There are few bike classes which have undergone as massive a transformation as the adventure bike sector. 25 years ago, things like the Honda Africa Twin 750 and Kawasaki KLR650 did solid work as big soft dirtbikes, with hints of desert racing style, but woefully underpowered engines and basic chassis kit. BMW’s R1100 GS was a weird niche within a weird niche, and the market was a tiny fraction of the sportsbike segment.
Now, though, BMW can sell every GS it can squeeze out of the Berlin assembly line, and top marques like Ducati, Triumph, Honda and KTM put their very best kit into their adventure tourers. Sitting at the top of the pile are super-performing machines like the 168bhp Ducati Multistrada V4 and 160bhp KTM Super Adventure – and BMW’s 165bhp S1000 XR – all of them a long way from the 50bhp singles and twins of the 1990s.
And now BMW’s gone one step further, with this M version of the S1000 XR. The BMW M1000 XR, revealed as a prototype at the moment, puts a 200bhp ShiftCam-equipped inline-four engine into a variant of the 1000 XR chassis. The firm claims a wet weight of 223kg, and a top speed of around 174mph. Erk.
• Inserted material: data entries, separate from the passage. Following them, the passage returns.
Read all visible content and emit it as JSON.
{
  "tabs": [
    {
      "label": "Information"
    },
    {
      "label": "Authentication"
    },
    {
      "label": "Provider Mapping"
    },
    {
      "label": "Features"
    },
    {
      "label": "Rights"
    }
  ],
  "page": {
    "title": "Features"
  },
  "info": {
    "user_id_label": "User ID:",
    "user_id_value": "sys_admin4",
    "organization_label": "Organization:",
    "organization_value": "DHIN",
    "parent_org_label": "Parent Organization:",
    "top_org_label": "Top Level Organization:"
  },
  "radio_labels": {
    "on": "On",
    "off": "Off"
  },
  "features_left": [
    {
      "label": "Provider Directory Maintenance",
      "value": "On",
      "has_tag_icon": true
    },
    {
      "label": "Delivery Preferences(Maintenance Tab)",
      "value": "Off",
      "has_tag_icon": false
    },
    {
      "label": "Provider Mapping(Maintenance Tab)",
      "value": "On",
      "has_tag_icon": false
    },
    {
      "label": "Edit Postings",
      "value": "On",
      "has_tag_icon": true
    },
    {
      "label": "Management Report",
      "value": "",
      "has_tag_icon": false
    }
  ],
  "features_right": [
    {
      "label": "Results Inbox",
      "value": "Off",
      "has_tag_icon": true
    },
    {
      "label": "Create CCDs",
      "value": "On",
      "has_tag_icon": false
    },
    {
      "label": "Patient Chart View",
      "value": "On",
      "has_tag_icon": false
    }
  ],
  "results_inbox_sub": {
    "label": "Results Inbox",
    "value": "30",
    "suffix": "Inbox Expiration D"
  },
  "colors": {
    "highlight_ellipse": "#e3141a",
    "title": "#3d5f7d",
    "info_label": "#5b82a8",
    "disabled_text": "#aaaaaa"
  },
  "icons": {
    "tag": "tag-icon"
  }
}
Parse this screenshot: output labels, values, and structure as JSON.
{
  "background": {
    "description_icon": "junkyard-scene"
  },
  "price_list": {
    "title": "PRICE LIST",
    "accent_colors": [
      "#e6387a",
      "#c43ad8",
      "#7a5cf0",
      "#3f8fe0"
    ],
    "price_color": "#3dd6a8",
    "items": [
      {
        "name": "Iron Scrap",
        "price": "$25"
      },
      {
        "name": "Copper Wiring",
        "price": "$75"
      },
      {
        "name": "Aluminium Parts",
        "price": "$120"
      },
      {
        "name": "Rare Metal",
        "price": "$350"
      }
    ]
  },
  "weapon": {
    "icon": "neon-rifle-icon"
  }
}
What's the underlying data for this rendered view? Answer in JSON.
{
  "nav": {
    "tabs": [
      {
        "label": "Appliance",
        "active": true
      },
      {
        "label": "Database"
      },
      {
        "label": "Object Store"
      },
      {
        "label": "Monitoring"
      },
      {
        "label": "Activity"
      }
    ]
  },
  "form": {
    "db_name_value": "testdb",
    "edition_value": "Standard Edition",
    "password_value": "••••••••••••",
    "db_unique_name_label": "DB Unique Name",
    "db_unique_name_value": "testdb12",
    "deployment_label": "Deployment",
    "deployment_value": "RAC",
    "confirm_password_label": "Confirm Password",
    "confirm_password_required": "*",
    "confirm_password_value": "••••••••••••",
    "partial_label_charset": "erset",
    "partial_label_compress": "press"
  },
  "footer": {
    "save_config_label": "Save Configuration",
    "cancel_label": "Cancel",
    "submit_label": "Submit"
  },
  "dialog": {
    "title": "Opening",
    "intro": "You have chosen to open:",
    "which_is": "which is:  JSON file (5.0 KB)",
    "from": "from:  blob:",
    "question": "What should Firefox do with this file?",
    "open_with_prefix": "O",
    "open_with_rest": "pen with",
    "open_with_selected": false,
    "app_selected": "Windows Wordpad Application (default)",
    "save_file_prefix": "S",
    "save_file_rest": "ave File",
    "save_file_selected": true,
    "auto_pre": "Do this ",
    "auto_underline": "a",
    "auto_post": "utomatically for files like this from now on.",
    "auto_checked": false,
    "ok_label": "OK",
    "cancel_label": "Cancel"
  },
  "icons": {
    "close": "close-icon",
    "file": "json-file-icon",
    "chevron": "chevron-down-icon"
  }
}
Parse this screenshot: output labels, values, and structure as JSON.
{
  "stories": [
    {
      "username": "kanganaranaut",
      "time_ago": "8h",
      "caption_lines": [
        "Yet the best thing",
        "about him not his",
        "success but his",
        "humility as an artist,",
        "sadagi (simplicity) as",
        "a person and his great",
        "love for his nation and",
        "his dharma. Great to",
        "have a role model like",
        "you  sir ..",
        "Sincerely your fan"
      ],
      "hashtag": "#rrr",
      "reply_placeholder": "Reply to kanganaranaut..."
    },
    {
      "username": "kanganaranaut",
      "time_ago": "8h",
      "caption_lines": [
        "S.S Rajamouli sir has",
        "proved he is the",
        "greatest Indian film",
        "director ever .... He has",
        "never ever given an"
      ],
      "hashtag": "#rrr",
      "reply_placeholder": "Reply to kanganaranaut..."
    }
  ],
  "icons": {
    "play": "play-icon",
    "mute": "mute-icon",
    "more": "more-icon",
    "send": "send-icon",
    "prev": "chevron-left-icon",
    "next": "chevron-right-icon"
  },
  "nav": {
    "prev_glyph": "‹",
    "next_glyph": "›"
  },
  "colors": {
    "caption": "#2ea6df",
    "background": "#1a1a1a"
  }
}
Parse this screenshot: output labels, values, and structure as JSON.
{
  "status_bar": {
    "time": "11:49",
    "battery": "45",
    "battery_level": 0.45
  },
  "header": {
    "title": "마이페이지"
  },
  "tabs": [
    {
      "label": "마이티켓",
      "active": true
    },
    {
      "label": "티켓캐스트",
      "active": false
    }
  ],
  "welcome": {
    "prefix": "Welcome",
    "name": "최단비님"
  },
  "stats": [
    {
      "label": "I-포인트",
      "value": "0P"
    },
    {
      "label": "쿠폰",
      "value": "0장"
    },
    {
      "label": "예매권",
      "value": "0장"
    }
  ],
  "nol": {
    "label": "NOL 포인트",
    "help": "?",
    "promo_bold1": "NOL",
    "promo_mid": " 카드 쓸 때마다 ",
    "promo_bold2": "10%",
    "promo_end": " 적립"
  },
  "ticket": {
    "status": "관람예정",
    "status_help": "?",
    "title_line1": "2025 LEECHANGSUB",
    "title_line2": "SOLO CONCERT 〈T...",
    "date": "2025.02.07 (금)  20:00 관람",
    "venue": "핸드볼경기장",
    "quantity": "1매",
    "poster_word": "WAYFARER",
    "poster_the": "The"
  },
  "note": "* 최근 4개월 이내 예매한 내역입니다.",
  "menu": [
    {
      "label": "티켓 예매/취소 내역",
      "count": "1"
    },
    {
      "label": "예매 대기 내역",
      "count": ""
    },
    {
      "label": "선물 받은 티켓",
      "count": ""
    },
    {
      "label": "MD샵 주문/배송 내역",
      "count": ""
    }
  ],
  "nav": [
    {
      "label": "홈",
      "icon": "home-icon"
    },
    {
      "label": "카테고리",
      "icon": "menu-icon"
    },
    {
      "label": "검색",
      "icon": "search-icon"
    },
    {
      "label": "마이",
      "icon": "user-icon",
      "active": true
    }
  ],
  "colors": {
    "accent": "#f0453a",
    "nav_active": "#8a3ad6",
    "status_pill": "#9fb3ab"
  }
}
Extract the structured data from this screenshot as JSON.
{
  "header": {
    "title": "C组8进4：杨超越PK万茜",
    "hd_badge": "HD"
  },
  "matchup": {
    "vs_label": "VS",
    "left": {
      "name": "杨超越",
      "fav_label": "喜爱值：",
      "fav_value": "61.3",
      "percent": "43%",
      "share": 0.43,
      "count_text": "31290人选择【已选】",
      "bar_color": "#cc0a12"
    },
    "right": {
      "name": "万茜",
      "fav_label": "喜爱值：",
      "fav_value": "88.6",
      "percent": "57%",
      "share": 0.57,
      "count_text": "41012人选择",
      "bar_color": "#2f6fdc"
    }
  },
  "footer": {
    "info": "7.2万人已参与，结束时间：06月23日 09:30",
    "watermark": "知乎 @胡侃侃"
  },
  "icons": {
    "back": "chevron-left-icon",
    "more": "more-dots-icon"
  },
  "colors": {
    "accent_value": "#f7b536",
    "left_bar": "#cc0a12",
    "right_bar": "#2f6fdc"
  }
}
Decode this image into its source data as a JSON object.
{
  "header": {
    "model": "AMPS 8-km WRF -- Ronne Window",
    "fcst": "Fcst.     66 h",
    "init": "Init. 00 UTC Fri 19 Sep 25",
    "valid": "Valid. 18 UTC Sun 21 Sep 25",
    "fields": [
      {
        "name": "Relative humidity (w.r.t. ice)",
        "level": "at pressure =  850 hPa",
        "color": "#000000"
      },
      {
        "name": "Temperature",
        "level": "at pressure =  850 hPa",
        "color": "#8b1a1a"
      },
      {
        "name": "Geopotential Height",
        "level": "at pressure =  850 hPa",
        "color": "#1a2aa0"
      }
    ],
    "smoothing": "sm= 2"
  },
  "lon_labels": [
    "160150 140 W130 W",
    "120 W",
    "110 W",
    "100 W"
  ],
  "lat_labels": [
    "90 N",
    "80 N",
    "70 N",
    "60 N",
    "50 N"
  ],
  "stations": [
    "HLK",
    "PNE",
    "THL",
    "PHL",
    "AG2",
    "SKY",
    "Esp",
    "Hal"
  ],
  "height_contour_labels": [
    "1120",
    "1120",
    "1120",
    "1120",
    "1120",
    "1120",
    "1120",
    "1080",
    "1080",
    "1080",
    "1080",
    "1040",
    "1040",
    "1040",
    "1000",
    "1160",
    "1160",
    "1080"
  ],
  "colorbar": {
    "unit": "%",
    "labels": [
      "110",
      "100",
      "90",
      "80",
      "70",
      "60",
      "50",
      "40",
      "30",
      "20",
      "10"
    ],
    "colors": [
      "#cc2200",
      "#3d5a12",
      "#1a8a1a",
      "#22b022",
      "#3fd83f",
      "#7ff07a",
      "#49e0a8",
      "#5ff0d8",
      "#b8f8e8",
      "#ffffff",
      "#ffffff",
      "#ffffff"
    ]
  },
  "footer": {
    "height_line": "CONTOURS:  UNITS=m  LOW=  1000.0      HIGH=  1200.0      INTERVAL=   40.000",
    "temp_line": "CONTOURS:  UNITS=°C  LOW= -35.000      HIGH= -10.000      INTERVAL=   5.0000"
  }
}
How will we tame all that power on a long-legged adventure tourer? Well the usual high-end electronics will play their part of course, with anti-wheelie, traction control and rider power modes all smoothing out the lumps and bumps. BMW has also added aerodynamic winglets to the fairing, to add downforce at the front end, boosting stability and keeping the front wheel on the deck. Or as BMW puts it: “The new M XR was given winglets with the aim of ensuring superior riding stability even at high speeds despite increased engine power.
They serve in particular to achieve the best possible contact between the wheels and the road surface – especially when accelerating and at high speeds. The additional wheel load on the front wheel counteracts the wheelie tendency during acceleration, the traction control system has to regulate less, more drive power is converted into acceleration and the rider achieves a faster lap time. The specifically front-wheel-oriented seating position ensures better bike control, especially in supersport mode.”
Finally, you also get the very latest ‘M’ braking system, as seen on the M1000 R and M1000 RR this year, with special blue calipers, and a radial master cylinder. Add in the finest cornering ABS setup no doubt.
That’s all the spec we have at the moment – but BMW promises more later this year, and expect the bike to be on sale early 2024 at the latest. Dominik Blass, product manager at BMW Motorrad in Munich said, “With the M1000 XR prototype, we are providing a first preview of the third M model at BMW Motorrad in our anniversary year.
We have developed the M 1000 XR, M XR for short, based on the current S 1000 XR, S 1000 RR and M 1000 RR, as a long distance sports bike with high long-range capability and supersports riding dynamics for the road as well as the race track.”